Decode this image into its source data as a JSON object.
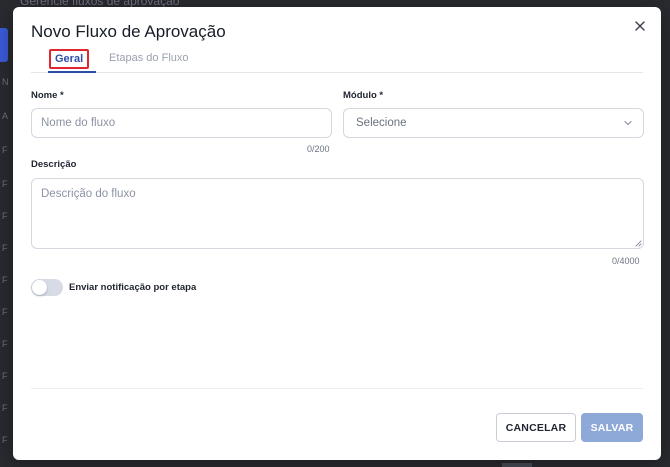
{
  "background": {
    "page_title": "Gerencie fluxos de aprovação",
    "row_marks": [
      "N",
      "A",
      "F",
      "F",
      "F",
      "F",
      "F",
      "F",
      "F",
      "F",
      "F",
      "F"
    ]
  },
  "modal": {
    "title": "Novo Fluxo de Aprovação",
    "close_icon": "close-icon",
    "tabs": [
      {
        "label": "Geral",
        "active": true
      },
      {
        "label": "Etapas do Fluxo",
        "active": false
      }
    ],
    "fields": {
      "nome": {
        "label": "Nome *",
        "placeholder": "Nome do fluxo",
        "value": "",
        "counter": "0/200"
      },
      "modulo": {
        "label": "Módulo *",
        "selected": "Selecione"
      },
      "descricao": {
        "label": "Descrição",
        "placeholder": "Descrição do fluxo",
        "value": "",
        "counter": "0/4000"
      }
    },
    "toggle": {
      "label": "Enviar notificação por etapa",
      "checked": false
    },
    "buttons": {
      "cancel": "CANCELAR",
      "save": "SALVAR"
    }
  },
  "colors": {
    "accent": "#2f4ea8",
    "highlight_box": "#e0262e",
    "save_button": "#8ea8d8",
    "overlay": "#1e1f23"
  }
}
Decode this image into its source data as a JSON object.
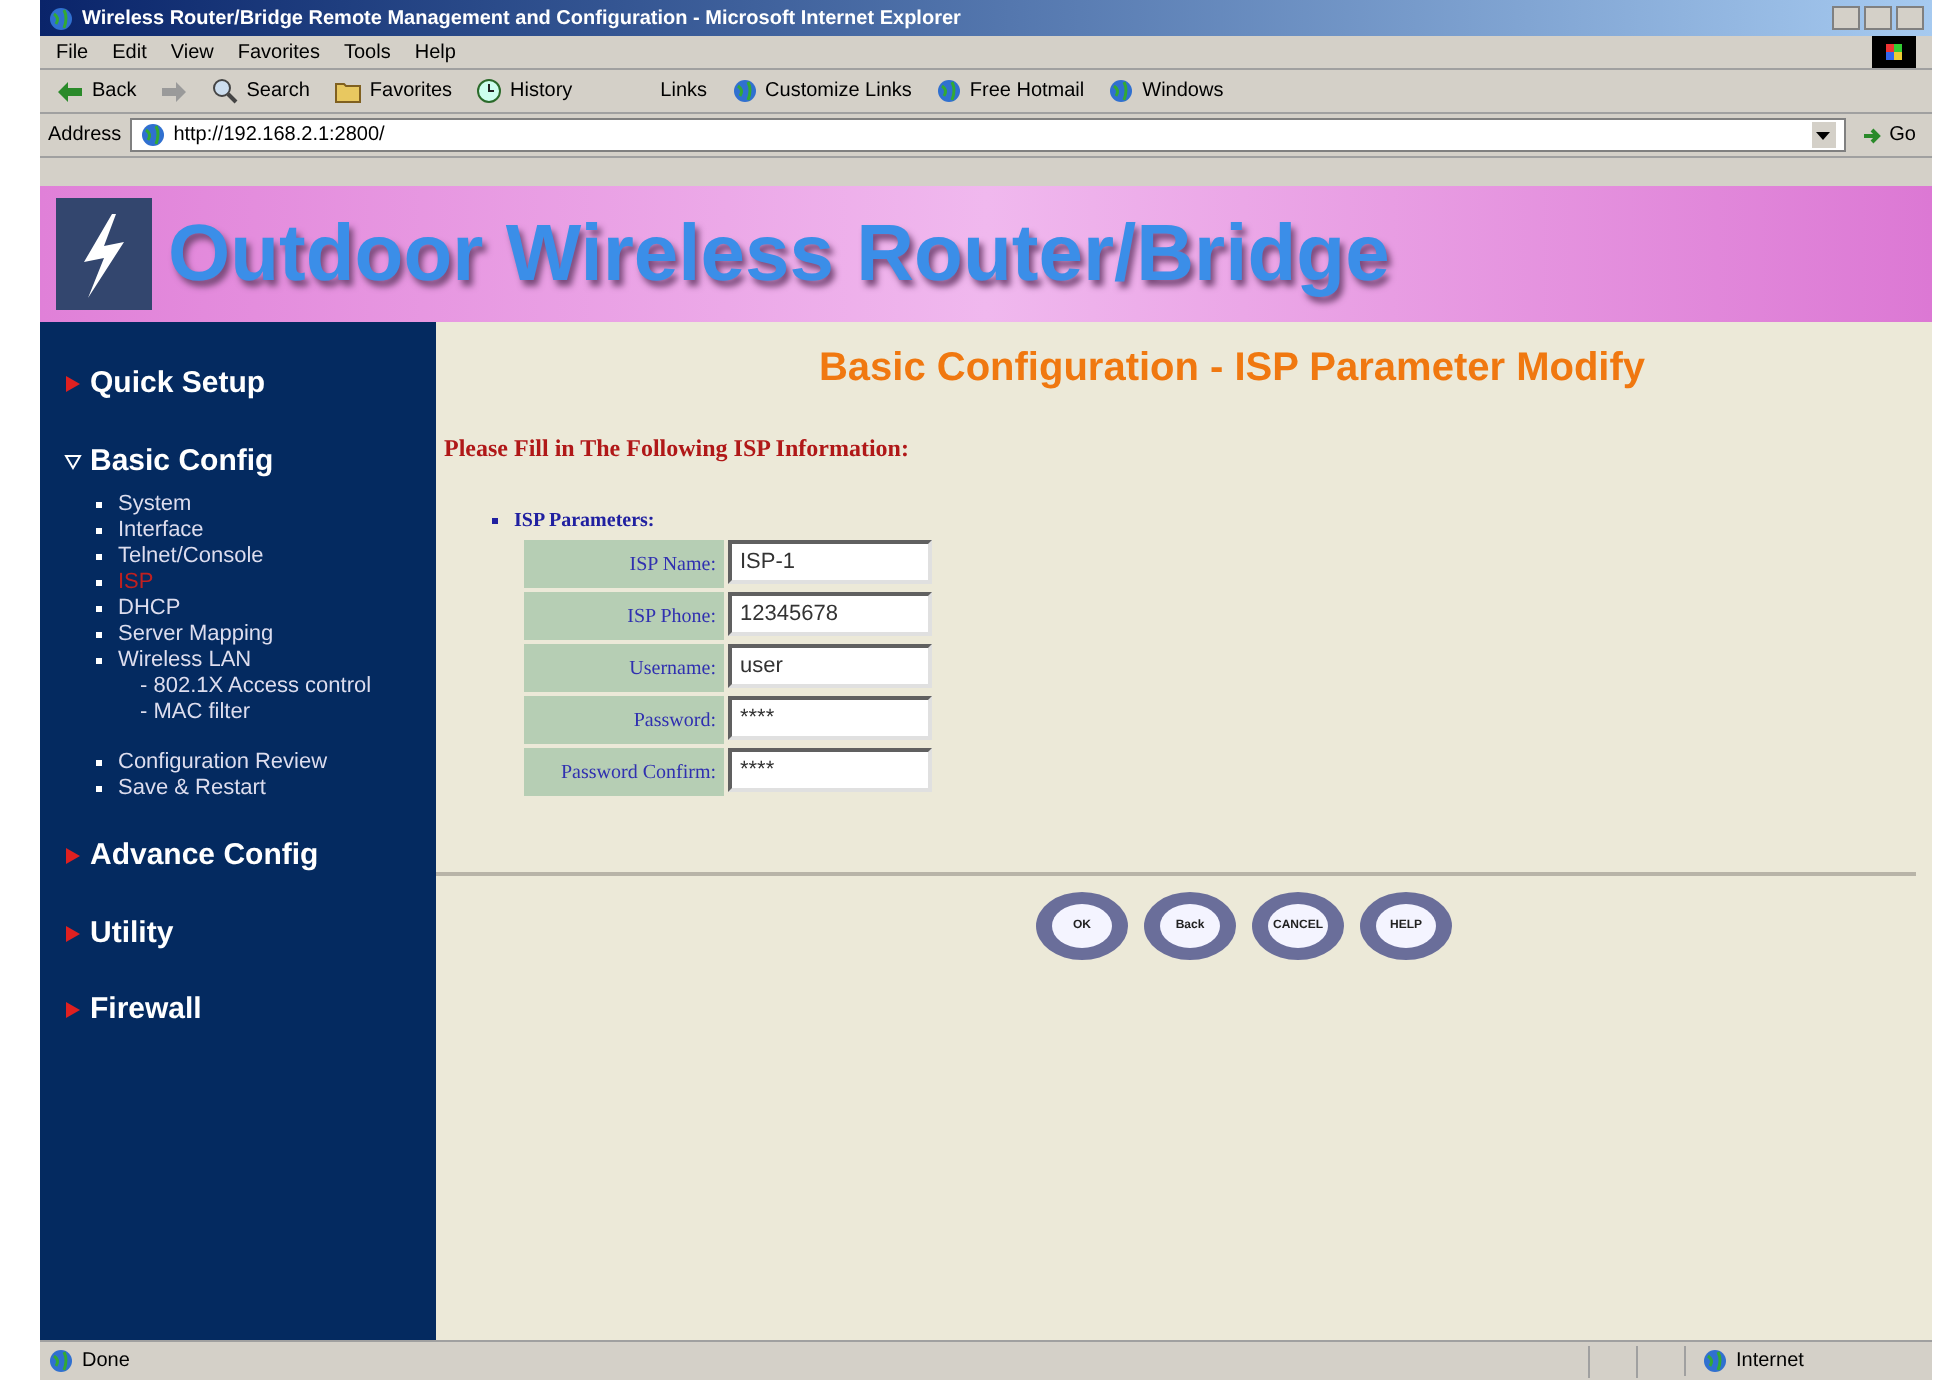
{
  "window": {
    "title": "Wireless Router/Bridge Remote Management and Configuration - Microsoft Internet Explorer"
  },
  "menu": [
    "File",
    "Edit",
    "View",
    "Favorites",
    "Tools",
    "Help"
  ],
  "toolbar": [
    {
      "label": "Back",
      "kind": "back"
    },
    {
      "kind": "forward"
    },
    {
      "label": "Search",
      "kind": "search"
    },
    {
      "label": "Favorites",
      "kind": "favorites"
    },
    {
      "label": "History",
      "kind": "history"
    }
  ],
  "links": {
    "label": "Links",
    "items": [
      "Customize Links",
      "Free Hotmail",
      "Windows"
    ]
  },
  "address": {
    "label": "Address",
    "value": "http://192.168.2.1:2800/",
    "go": "Go"
  },
  "banner": {
    "title": "Outdoor Wireless Router/Bridge"
  },
  "sidebar": [
    {
      "label": "Quick Setup",
      "expanded": false
    },
    {
      "label": "Basic Config",
      "expanded": true,
      "items": [
        {
          "label": "System",
          "selected": false
        },
        {
          "label": "Interface",
          "selected": false
        },
        {
          "label": "Telnet/Console",
          "selected": false
        },
        {
          "label": "ISP",
          "selected": true
        },
        {
          "label": "DHCP",
          "selected": false
        },
        {
          "label": "Server Mapping",
          "selected": false
        },
        {
          "label": "Wireless LAN",
          "selected": false,
          "children": [
            {
              "label": "- 802.1X Access control",
              "selected": false
            },
            {
              "label": "- MAC filter",
              "selected": false
            }
          ]
        },
        {
          "label": "Configuration Review",
          "selected": false
        },
        {
          "label": "Save & Restart",
          "selected": false
        }
      ]
    },
    {
      "label": "Advance Config",
      "expanded": false
    },
    {
      "label": "Utility",
      "expanded": false
    },
    {
      "label": "Firewall",
      "expanded": false
    }
  ],
  "page": {
    "title": "Basic Configuration - ISP Parameter Modify",
    "instruction": "Please Fill in The Following ISP Information:",
    "section": "ISP Parameters:",
    "fields": [
      {
        "label": "ISP Name:",
        "value": "ISP-1"
      },
      {
        "label": "ISP Phone:",
        "value": "12345678"
      },
      {
        "label": "Username:",
        "value": "user"
      },
      {
        "label": "Password:",
        "value": "****"
      },
      {
        "label": "Password Confirm:",
        "value": "****"
      }
    ],
    "buttons": [
      "OK",
      "Back",
      "CANCEL",
      "HELP"
    ]
  },
  "status_bar": {
    "text": "Done",
    "zone": "Internet"
  }
}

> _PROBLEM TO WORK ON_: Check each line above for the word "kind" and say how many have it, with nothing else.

> _SOLUTION BELOW_: 5